Sleeping disorder can be deadly
Posted August 21, 2009
New York — Sleep apnea, a common disorder that wakes many Americans every night, could have deadly consequences, according to a new study by researchers at New York University Langone Medical Center.
Mogens Petersen is being treated for sleep apnea.
"My wife reports that I gasp for air, and it made her nervous," Petersen said.
While sleep apnea patients like Petersen sleep, their airways collapse, keeping oxygen from reaching the lungs. To reopen those airways, the brain interrupts deep sleep.
"They are suffocating, if you will, for 10, 20, 30 seconds, and then that wakes them up. This cycle can repeat hundreds, even thousands of times in one night," said Dr. David Rapoport, one of the study's co-authors.
After monitoring more than 6,000 men and women at home for at least one night, researchers found that people between ages 40 and 70 with sleep apnea are 46 percent more likely to die.
"This was most dramatically present among men," Rapoport said.
In the United States, 24 percent of men and 9 percent of women suffer from a form of sleep apnea. Many are unaware they have a problem, researchers said.
"We suspect that the vast majority, perhaps 80 to 90 percent, of sleep apnea cases are not diagnosed," Rapoport said.
Researchers are also studying the connection between sleep apnea and cardiovascular disease.
"We've collected a lot of information about strokes and heart attacks and, of course, blood pressure. These seem to be elevated with this disease," Rapoport said.

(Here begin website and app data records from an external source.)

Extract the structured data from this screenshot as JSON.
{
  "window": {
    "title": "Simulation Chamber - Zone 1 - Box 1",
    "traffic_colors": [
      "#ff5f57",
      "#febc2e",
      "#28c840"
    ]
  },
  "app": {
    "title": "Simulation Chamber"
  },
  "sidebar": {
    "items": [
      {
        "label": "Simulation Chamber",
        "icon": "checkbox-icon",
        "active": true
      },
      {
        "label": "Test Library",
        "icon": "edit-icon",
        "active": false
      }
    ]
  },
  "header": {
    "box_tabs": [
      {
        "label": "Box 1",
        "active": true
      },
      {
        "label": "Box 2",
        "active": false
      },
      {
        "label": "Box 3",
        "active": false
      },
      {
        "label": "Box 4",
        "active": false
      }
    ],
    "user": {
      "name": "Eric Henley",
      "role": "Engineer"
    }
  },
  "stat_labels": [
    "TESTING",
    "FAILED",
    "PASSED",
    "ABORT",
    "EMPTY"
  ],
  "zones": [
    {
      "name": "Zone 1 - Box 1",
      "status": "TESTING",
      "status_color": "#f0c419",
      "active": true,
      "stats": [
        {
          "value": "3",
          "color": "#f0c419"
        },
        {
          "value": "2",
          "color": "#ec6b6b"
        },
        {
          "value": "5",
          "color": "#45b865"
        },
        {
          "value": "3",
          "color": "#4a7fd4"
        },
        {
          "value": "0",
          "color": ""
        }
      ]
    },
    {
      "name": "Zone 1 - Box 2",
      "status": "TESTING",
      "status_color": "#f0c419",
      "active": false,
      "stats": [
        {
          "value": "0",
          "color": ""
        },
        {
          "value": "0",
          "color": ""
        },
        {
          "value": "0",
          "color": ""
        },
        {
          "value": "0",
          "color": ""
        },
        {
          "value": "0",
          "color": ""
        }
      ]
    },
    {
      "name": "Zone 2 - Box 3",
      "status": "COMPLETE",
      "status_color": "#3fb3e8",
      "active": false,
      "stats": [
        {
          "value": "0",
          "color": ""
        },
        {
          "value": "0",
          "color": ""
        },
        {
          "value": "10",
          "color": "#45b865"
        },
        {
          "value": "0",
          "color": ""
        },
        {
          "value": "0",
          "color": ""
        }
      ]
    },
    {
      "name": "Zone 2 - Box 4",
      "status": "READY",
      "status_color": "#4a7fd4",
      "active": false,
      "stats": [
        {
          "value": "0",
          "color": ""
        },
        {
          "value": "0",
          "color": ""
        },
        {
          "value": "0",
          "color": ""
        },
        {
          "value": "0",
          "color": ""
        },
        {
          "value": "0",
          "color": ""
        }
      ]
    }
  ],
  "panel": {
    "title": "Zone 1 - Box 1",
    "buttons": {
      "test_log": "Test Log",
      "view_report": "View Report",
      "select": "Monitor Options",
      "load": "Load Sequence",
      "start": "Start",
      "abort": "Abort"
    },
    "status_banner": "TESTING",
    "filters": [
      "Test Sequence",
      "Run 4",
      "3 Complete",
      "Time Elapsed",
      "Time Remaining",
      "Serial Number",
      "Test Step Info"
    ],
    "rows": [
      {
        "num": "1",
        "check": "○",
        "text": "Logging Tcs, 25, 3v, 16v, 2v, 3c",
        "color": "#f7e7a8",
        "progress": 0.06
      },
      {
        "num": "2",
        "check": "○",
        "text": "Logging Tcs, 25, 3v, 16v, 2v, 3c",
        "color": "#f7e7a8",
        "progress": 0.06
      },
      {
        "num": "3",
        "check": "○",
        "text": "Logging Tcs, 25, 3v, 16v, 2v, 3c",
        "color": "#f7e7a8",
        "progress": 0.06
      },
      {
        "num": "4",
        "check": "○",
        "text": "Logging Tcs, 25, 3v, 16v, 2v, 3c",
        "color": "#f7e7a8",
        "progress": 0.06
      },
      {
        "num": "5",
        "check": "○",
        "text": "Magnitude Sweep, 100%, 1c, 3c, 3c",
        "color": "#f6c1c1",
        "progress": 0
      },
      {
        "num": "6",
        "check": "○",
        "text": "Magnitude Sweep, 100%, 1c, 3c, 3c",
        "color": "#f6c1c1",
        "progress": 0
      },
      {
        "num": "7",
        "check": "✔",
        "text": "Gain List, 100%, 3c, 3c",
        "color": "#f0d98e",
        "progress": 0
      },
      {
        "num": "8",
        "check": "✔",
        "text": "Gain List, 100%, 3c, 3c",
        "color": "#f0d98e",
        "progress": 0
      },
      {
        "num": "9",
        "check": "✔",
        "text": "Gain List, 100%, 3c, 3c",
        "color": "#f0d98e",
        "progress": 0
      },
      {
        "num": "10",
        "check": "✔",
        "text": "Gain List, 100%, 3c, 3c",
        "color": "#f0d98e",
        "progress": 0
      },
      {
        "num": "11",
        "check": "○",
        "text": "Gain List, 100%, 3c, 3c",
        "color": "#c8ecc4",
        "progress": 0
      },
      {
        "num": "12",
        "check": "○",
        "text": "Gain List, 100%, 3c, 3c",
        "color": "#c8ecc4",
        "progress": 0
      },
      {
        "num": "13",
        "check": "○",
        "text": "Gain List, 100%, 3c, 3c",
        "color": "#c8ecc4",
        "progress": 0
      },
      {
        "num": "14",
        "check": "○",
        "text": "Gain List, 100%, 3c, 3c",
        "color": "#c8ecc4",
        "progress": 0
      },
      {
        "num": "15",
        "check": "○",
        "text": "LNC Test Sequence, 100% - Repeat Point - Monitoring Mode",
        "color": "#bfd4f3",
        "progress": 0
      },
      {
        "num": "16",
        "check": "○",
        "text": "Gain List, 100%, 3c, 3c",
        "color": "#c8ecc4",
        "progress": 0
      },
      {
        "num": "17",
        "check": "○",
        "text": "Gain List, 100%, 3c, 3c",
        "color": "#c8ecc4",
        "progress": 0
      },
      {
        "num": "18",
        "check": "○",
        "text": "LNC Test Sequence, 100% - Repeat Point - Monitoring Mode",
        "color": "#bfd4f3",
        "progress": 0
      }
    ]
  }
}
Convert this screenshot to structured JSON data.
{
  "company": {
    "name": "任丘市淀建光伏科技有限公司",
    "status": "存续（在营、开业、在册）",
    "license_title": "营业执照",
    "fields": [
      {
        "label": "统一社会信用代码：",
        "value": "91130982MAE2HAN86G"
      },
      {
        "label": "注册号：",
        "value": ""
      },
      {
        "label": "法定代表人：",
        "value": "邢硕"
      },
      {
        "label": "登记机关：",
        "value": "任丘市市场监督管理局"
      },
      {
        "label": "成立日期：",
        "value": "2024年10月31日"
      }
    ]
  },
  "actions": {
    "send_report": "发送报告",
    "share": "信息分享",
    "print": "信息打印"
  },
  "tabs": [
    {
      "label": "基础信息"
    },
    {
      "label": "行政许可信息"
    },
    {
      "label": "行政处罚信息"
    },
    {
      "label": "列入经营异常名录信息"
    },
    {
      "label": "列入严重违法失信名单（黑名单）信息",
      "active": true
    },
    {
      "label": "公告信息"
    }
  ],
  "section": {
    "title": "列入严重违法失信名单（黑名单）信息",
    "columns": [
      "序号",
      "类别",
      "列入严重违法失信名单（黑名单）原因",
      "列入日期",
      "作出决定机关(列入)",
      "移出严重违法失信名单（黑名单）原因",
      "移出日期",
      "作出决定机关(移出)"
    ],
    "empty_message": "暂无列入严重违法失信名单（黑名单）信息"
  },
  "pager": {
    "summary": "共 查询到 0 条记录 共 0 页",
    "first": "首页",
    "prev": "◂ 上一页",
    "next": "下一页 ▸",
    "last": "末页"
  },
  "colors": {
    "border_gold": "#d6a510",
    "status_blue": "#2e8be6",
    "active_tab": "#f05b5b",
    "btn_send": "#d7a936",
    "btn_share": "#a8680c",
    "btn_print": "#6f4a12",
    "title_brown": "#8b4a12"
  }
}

Mogens is treating his sleep apnea with the most common therapy: a continuous positive airway pressure device. The ventilation machine pushes air through a person's passageways.
Mogens said the small inconvenience could turn out to be a lifesaver.
"I can feel the difference," he said.